Breakage: Yeah. I’m 28 now, and I remember hearing those tunes when I was like 14, 15. I didn’t like all of them, but going back to that stuff, 99% of it, even big chart tunes, were so much more… I dunno, just totally different. You listen to it and it’s refreshing. But you can do that all day I suppose; you can go back to the 70s and 60s and 50s and listen to the tunes then and be like “these are great, why don’t people make tunes like this anymore?” But, going back to your first question about dubstep being in the charts, I think it’s a big sort of cycle. It still cracks me up when I see it though. It’s like this thing that’s hardwired into everyone. There must be about a thousand producers who separately decide “I’m going to do this, I think it’s really going to work!” Then it all comes out and it seems like everyone has been thinking and doing the same thing. It’s a nice feeling really, when you hear someone else do it you’re like “ok good, I’m not an idiot, someone else wants to hear this too!”
ILM: What are your plans for the near future?

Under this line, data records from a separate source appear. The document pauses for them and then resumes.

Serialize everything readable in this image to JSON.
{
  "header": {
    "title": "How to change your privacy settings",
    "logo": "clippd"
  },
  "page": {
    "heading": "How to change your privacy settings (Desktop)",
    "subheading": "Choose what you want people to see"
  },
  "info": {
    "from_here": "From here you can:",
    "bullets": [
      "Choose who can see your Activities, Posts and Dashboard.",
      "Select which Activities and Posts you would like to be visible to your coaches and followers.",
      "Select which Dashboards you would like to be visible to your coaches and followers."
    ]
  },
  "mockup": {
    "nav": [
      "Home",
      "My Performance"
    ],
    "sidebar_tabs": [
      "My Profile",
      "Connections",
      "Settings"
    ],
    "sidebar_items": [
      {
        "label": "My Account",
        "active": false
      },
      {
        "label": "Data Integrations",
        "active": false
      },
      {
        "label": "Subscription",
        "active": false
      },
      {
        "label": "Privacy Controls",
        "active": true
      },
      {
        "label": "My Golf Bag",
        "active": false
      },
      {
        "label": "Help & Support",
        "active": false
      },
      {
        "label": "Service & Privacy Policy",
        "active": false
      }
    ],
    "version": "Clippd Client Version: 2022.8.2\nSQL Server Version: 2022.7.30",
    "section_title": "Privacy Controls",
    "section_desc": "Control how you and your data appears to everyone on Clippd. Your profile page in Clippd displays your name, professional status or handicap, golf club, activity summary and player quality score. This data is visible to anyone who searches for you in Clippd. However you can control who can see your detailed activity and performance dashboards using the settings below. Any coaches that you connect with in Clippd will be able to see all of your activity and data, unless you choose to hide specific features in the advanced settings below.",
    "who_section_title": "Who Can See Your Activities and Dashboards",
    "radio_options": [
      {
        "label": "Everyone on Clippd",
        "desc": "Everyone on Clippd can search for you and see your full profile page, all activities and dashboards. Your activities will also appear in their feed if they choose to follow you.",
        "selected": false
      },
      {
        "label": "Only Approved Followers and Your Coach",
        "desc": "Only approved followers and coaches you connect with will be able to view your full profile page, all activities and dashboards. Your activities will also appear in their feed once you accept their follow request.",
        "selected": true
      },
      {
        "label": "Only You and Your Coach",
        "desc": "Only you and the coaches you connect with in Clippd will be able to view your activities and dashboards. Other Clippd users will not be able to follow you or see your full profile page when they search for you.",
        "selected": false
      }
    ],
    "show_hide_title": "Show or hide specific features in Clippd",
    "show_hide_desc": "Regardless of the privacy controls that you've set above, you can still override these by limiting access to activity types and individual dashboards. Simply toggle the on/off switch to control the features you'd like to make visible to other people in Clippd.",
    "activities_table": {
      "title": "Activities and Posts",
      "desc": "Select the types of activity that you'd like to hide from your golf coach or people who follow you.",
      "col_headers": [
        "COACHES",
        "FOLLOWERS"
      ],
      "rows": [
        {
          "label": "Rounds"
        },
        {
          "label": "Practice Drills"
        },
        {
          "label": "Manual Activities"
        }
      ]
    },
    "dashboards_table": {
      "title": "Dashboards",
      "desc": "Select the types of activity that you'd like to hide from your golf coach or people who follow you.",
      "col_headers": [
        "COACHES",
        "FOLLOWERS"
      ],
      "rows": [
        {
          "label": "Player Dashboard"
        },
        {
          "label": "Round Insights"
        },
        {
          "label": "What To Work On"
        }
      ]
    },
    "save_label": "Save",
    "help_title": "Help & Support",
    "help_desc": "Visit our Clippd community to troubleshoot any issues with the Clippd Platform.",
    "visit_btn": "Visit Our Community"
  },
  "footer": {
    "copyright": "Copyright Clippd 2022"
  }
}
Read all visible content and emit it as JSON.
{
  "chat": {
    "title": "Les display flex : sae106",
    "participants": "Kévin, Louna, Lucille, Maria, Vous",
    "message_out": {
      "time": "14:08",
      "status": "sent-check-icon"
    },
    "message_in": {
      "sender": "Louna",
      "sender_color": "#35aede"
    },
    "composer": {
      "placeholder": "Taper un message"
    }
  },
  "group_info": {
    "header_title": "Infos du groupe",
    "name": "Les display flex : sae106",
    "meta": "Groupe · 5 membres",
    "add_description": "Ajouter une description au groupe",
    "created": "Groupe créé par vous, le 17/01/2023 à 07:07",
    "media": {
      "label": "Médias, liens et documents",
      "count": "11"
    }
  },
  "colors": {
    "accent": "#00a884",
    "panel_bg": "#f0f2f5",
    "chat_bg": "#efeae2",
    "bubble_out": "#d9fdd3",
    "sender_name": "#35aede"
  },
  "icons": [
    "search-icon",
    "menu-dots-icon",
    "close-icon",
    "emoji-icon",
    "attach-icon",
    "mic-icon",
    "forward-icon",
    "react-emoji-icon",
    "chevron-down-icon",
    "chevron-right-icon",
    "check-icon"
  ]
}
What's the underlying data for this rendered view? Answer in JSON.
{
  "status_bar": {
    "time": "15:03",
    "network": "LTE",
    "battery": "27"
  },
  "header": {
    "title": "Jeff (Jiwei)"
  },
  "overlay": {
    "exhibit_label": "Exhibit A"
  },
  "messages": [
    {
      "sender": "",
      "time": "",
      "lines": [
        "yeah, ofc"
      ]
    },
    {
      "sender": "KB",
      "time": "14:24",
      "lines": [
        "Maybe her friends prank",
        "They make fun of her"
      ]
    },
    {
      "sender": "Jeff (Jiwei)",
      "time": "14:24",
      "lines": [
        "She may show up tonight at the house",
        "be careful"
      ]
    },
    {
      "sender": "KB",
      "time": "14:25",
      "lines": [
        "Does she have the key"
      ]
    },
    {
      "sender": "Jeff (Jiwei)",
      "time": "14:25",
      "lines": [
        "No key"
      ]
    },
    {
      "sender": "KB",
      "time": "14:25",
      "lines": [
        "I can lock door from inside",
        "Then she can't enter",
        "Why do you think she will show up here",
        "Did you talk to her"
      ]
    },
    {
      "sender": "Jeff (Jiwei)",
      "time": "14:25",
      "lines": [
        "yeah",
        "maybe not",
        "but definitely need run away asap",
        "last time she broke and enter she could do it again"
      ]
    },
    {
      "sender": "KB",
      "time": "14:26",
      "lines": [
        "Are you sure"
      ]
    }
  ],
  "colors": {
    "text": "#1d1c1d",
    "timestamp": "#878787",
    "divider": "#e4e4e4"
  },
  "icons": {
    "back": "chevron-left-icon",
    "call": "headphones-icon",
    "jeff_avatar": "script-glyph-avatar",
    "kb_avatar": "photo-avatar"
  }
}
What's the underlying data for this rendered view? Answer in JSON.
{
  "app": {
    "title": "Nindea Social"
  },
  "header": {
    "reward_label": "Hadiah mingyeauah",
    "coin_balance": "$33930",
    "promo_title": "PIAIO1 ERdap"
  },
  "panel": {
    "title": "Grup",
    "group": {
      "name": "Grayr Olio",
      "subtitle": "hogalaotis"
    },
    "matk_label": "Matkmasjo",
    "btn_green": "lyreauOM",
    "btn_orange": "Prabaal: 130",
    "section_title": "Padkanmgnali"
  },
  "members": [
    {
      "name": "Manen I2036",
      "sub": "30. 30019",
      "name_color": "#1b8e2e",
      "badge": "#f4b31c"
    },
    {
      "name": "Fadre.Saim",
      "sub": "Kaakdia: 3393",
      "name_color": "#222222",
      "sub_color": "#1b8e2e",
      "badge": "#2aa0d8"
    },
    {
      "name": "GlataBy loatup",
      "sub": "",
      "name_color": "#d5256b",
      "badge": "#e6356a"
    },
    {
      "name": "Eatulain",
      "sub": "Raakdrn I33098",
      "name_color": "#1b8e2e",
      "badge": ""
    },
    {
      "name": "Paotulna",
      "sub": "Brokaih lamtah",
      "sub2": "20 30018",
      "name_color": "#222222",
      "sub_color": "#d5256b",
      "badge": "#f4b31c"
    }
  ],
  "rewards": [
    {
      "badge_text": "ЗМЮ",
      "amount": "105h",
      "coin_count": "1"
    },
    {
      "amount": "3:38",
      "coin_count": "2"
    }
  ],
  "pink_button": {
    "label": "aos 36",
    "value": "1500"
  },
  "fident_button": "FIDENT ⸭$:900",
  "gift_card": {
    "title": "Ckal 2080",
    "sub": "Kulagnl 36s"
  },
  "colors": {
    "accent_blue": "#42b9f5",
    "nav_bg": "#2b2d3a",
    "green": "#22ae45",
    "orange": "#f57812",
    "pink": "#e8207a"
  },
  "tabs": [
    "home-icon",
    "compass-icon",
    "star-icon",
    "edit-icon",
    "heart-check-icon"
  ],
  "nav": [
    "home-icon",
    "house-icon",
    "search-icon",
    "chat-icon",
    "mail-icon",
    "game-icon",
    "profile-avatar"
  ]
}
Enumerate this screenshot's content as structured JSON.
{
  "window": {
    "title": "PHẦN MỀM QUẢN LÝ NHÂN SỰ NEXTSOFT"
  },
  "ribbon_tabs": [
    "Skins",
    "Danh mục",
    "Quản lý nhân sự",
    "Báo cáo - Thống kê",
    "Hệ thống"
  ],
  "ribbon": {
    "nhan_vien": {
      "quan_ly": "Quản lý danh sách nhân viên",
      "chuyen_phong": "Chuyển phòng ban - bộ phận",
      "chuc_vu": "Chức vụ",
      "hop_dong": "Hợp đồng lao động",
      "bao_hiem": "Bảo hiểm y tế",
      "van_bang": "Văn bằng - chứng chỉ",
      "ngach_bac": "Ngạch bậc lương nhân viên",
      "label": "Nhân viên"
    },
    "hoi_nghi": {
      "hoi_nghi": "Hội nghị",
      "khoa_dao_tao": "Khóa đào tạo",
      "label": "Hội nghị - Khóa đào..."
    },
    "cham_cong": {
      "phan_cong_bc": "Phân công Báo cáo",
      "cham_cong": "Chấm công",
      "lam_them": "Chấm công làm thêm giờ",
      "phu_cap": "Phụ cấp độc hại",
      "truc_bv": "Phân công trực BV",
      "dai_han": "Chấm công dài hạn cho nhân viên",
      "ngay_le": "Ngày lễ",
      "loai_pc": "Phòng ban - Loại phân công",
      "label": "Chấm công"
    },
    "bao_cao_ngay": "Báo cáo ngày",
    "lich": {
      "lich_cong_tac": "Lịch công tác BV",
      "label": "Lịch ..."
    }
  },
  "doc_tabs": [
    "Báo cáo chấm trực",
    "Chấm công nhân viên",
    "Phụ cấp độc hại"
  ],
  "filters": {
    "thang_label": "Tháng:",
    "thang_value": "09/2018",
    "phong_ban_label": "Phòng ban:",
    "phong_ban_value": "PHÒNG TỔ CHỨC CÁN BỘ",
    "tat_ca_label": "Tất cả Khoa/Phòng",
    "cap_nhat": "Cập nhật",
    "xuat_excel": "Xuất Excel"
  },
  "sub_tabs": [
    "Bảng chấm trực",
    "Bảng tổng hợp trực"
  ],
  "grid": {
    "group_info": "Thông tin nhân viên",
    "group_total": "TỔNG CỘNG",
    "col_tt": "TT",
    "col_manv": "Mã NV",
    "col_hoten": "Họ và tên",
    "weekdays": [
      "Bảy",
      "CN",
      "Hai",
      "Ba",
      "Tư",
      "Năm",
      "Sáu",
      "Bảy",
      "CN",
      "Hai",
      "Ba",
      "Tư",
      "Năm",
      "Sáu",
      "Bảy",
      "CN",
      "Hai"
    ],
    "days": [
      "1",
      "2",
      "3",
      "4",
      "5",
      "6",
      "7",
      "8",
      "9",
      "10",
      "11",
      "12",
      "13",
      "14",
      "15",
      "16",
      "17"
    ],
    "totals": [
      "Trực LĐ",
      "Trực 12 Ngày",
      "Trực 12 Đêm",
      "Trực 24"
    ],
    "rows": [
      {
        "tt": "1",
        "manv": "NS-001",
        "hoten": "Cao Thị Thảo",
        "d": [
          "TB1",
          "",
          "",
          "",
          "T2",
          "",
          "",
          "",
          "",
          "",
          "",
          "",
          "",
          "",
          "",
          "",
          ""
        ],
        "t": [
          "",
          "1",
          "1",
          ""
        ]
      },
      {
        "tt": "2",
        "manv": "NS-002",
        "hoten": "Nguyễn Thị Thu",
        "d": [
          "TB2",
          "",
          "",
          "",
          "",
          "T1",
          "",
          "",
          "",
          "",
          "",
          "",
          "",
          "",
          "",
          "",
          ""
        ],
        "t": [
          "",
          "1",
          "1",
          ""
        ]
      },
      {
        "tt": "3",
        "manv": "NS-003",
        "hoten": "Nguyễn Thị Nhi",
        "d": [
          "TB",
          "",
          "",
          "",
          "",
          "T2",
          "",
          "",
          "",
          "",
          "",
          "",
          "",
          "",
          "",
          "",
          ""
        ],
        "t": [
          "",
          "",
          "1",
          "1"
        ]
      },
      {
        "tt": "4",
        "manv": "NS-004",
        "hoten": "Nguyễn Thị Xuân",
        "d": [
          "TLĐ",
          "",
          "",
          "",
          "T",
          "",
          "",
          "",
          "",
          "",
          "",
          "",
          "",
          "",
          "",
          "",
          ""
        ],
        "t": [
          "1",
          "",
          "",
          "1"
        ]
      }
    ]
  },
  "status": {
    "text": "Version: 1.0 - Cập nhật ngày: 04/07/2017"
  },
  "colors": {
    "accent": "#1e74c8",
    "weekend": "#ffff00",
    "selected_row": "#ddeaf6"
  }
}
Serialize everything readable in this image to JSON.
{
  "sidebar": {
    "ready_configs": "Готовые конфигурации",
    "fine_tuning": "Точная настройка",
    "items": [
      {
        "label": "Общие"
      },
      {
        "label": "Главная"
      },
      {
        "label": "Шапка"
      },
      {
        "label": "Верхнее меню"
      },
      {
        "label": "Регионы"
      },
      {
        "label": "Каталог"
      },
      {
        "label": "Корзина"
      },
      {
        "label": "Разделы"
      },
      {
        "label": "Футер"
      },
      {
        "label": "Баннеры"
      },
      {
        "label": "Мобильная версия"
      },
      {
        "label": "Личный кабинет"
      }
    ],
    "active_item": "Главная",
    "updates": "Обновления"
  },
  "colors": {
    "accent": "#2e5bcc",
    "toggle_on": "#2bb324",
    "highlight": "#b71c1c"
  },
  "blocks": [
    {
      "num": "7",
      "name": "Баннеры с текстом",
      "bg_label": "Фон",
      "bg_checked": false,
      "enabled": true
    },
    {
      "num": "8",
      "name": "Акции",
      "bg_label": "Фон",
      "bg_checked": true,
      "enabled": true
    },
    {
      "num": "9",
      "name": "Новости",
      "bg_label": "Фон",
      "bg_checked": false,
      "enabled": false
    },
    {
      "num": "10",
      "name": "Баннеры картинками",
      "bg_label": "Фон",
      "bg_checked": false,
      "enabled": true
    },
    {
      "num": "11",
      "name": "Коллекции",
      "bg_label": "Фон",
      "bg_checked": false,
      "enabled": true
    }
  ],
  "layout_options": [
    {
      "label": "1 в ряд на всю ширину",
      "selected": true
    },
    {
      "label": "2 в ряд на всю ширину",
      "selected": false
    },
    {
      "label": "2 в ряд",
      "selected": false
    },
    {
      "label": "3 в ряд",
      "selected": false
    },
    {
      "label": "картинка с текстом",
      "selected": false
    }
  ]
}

Breakage: I’ve got a live show kicking off at the end of May; I think six dates in total. It was something that was suggested a while back and it’s something I’ve always wanted to do. I brought it up with my agent and my manager and I feel like I can do it now. DJing is brilliant, except sometimes you just want to perform. I know that sounds really weird, but I’d like to actually perform as well as DJ. It’s become more and more frequent now, but really, there was never that performance element in dance music. You’d go and see a band or a singer go through a set list and have encores and all that… With a DJ set you just turn up and play some tunes. People still turn up to hear you play certain tunes but I think it’s a different world. It’s something I’ve been figuring out how to do in my head for a while and it has finally come together. So that’s gonna be the end of May through to the end of summer. Then I’ll probably do another run early part of next year or late part of this year, haven’t really thought that far ahead. I’m sure everybody else around me and involved in it has already thought of my next five tours but if I start thinking about that I’ll just go crazy. This thing drives me mad as it is; getting things exactly how I envision is a lot harder than I thought!
ILM: You’re a bit of a perfectionist then?
Breakage: Yes, yeah. Well, a lot of people think I’ve got OCD. I’ve definitely got the definite hint of musical OCD, and I think there’s definite hints of real life OCD. I think to get what you want out of the music you make you have to be that way. Like earlier in my career, when I was 17, 18 – I’d do tunes and I’d do them to the best of my ability except it was always like “ok, it’s good enough” and now it’s sort of like “well, no.” I’ve been making tunes for – well, not professionally but since I started making tunes – for over half of my life. I should in theory be able to get bloody close to exactly what I want. And until I get that, I’m not happy, I’m not happy at all. Drives everybody crazy because they’re very small things but to me it’s the small things in a tune that count. You could have a brilliant idea but if you haven’t got those small things down perfectly it can just ruin the execution of everything. And I like to make sure everything is executed 99.9% exactly as I want it to, which leaves me re-making tunes a lot; I’ll sit down, make the tune, realise it’s not as I want it or as I envisioned it and I will make it again from scratch. Which, saying it out loud, is a bit stupid. Oh well…